First, the use of non-lethal methods results in unintended lethal outcomes across a long enough timeline. Asphyxiation, a rubber bullet that impacts upon the temple instead of the leg or abdomen, a rushing crowd that tramples an individual to death—all of these realities exist.
Second, and of even greater concern, is what can occur if the restricted population senses that those sent as enforcers are unwilling to carry out their task because of concern over the aforementioned outcomes. Examples of such a dynamic are already taking place in Minneapolis, where police recently fled the scene of a riot.
Third, the National Guard’s raison d’être is not policing a domestic populace. Striking the requisite balance of security enforcement and engagement with the citizenry will be a tremendous challenge, undertaken beneath an intensive media glare.
Sustained, district-wide riots and mob violence could serve as the gasoline poured onto the domestic fire currently fueled by the combination of coronavirus pandemic, political division and socioeconomic inequality.
Upping the ante here is the fact that due to the COVID-19 pandemic, millions of young Americans, particularly men aged 18-35, are currently out of work, unengaged, restless and have little to no commitments preventing them from joining these riots. The added financial insecurity attendant the shelter in place orders that are still in effect, not only serve to further stir the impulse to steal and to loot—which is clearly unacceptable—but also increases the availability of bodies for the purpose of protest and potentially cause, and be the victims of, harm. The result could be reigniting a cycle of violence and further rioting with each passing incident.
The unrest that could occur in the coming days and weeks may well be met with a police and National Guard presence that most Americans have never seen before. The societal tensions in the U.S. could well be exacerbated by an increased domestic military/law enforcement presence. And the headlines that emanate from the scene will make for troubling viewing. A tear gas canister fired toward a crowd for the sake of dispersal in order to avoid death does not constitute a headline; but a child trampled during the course of that dispersal very much does. Such can be the unintended outcome of massive Guard deployment.
And yet, without the safety provided by the Guard, the anarchy and violence that could occur in its absence would surely make for even more troubling images, headlines, videos, tweets and posts.
In order to succeed, it is essential that the Guard and the American citizenry receive strong, moral and clear leadership from elected officials and community leaders at the local, state and federal levels throughout their deployment. As Guardsmen are sent forward to confront this coming crisis, the National Guard may become the savior America needs, even if not the one she wants.
But its task is not a simple one.
Colonel Richard Kemp, former commander of British forces in Afghanistan, was a member of the UK’s national crisis management committee, COBRA and commanded British troops in the Balkans, Afghanistan, Iraq and elsewhere, often working alongside U.S. forces. He completed eight tours of duty in Northern Ireland dealing with riot control, counter-terrorism and intelligence.

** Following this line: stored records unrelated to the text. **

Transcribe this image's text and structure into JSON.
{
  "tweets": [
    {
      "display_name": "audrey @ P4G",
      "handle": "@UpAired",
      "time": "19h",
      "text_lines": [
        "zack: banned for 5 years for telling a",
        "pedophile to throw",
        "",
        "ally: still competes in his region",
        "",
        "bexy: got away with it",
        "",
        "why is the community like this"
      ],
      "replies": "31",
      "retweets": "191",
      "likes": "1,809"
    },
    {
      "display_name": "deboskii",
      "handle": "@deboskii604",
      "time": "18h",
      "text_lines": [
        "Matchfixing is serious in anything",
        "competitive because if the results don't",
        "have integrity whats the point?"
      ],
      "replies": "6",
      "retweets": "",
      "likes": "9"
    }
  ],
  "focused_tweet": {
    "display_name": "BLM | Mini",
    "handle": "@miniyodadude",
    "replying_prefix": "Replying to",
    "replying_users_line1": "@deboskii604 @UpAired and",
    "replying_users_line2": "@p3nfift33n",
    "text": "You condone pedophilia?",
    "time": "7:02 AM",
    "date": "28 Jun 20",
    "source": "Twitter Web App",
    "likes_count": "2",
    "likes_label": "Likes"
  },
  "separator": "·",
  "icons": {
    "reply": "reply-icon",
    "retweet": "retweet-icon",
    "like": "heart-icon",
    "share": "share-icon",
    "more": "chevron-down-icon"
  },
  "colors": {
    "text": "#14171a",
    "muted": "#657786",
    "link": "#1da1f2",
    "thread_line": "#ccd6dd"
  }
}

Benjamin Anthony is an Israel Defense Forces veteran and the co-founder & CEO of The MirYam Institute. He served in the Second Lebanon War of 2006, Operation Pillar of Defense of 2012 and Operation Protective Edge of 2014. He has served in Judea and Samaria and along Israel’s northern border.
Cade Spivey is a publishing adjunct at The MirYam Institute. He is a graduate of the United States Naval Academy and served three tours in the Navy as a gunnery/anti-terrorism officer, damage control assistant and counter-piracy evaluator. He is currently a student at the Wake Forest University School of Law.
Picture: Capt Mark Getman, US National Guard